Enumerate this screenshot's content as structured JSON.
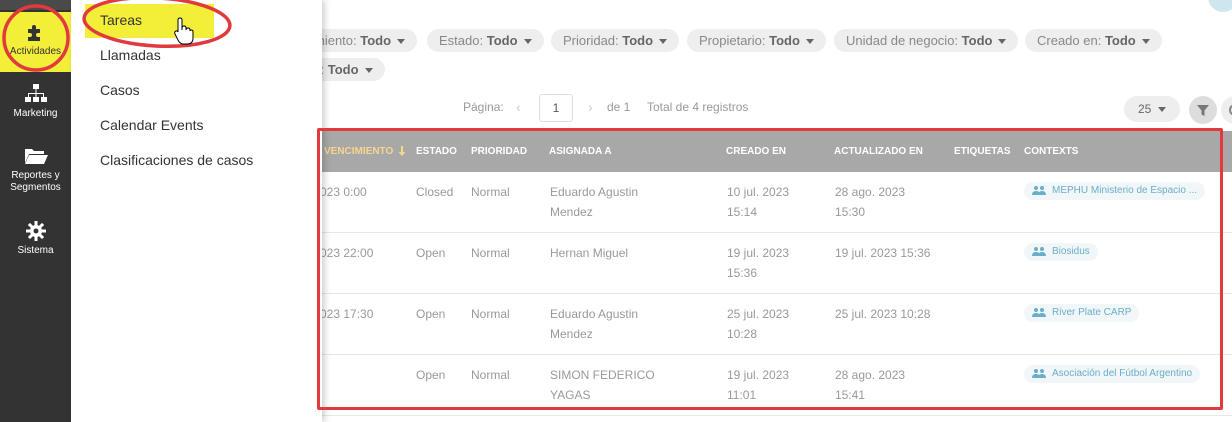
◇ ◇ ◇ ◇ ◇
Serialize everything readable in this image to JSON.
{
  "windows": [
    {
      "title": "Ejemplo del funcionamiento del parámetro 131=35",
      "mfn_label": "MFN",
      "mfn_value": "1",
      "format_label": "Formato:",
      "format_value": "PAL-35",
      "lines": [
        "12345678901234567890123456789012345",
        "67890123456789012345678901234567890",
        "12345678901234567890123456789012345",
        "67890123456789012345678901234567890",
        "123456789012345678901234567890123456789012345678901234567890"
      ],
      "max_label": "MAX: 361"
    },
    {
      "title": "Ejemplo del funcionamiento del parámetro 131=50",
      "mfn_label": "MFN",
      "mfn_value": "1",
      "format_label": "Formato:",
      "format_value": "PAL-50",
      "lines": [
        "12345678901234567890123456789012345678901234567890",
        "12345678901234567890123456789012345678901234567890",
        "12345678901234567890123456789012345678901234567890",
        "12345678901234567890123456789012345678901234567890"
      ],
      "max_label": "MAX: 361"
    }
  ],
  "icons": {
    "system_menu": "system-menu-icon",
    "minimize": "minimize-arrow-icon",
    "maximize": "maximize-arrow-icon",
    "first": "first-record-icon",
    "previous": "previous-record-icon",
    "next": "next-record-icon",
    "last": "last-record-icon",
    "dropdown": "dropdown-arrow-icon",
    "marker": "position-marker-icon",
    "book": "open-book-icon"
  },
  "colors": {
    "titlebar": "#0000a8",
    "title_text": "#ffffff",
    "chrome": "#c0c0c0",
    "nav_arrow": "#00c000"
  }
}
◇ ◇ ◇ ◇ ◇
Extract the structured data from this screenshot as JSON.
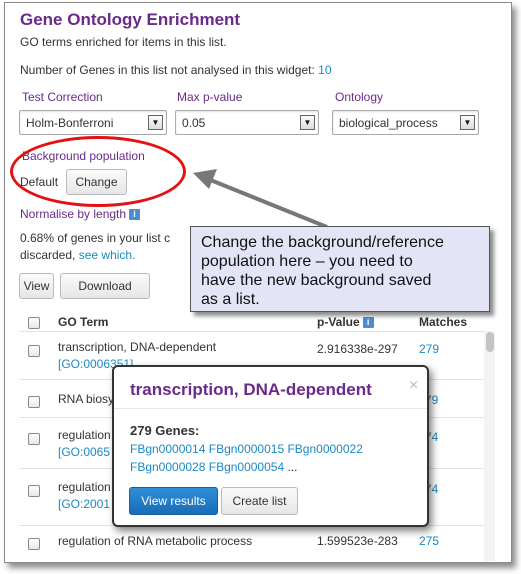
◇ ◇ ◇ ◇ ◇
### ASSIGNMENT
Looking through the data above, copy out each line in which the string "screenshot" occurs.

### FINISHED TASK
Enumerate this screenshot's content as structured JSON.
Extract the structured data from this screenshot as JSON.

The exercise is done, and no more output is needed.